Canton, South Dakota was an extremely small town of around 100 people in the 1870s, when it consisted mainly of vacant lots. By 1880, more than 600 people lived there; the city was incorporated a year later and began to build in earnest. Residents were affected by the weather just as isolated settlers were, losing their crops to grasshopper infestations and enduring bitter cold and arid droughts. Pictures from 1909 show snow-lined streets courtesy of a February blizzard, though citizens of Canton were obviously out and about, trying to clear the mess.
Cantonites took advantage of their region’s cold and snow to build a popular ski jump in 1912. Interest in skiing had been aroused a year earlier when a Norwegian visitor demonstrated the sport. The ski jump operated from 1912 to 1944, and the town began hosting tournaments that drew thousands of spectators. (The longest jump–181 feet–in the U.S. occurred at Canton’s ski jump in 1927).

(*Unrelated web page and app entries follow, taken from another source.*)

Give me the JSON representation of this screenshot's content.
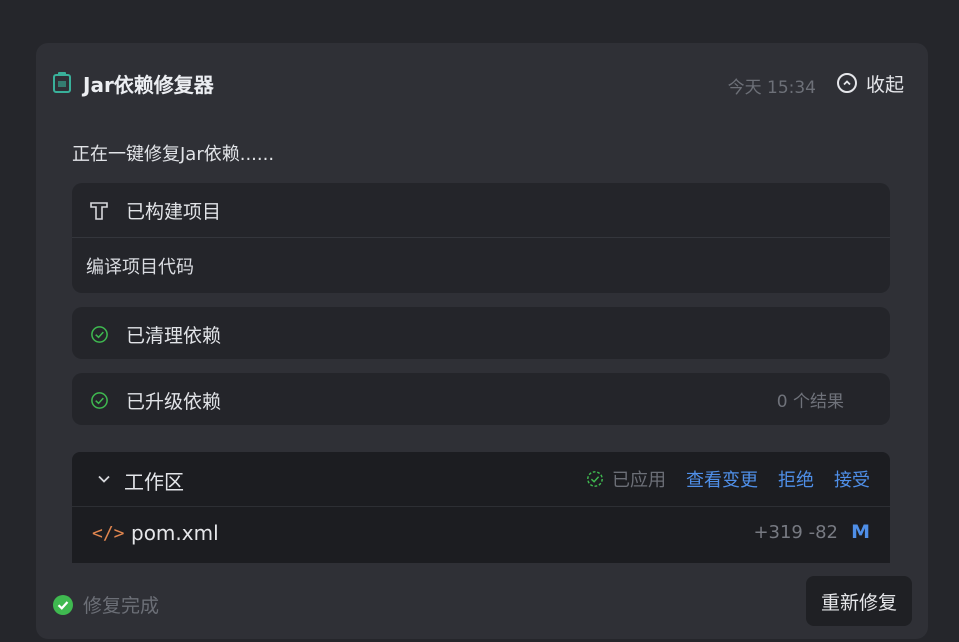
{
  "app": {
    "title": "Jar依赖修复器",
    "timestamp": "今天 15:34",
    "collapse_label": "收起",
    "status_line": "正在一键修复Jar依赖......"
  },
  "steps": {
    "build": {
      "label": "已构建项目",
      "detail": "编译项目代码",
      "icon": "hammer-icon"
    },
    "clean": {
      "label": "已清理依赖",
      "icon": "check-circle-icon"
    },
    "upgrade": {
      "label": "已升级依赖",
      "count": "0 个结果",
      "icon": "check-circle-icon"
    }
  },
  "workspace": {
    "title": "工作区",
    "applied_label": "已应用",
    "view_changes": "查看变更",
    "reject": "拒绝",
    "accept": "接受",
    "files": [
      {
        "icon": "</>",
        "name": "pom.xml",
        "diff": "+319 -82",
        "status": "M"
      }
    ]
  },
  "footer": {
    "status": "修复完成",
    "retry_label": "重新修复"
  },
  "colors": {
    "success": "#3fb950",
    "link": "#4f8fe8",
    "file_icon": "#e1864f"
  }
}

Residents also enjoyed ice skating, snowball fights, and other winter sports, but their mainly wooden-framed homes had to have let in plenty of wind and cold. Like most people who chose to live in the Plains’ harsh environment, Cantonites took the hand that nature dealt them and adapted to it.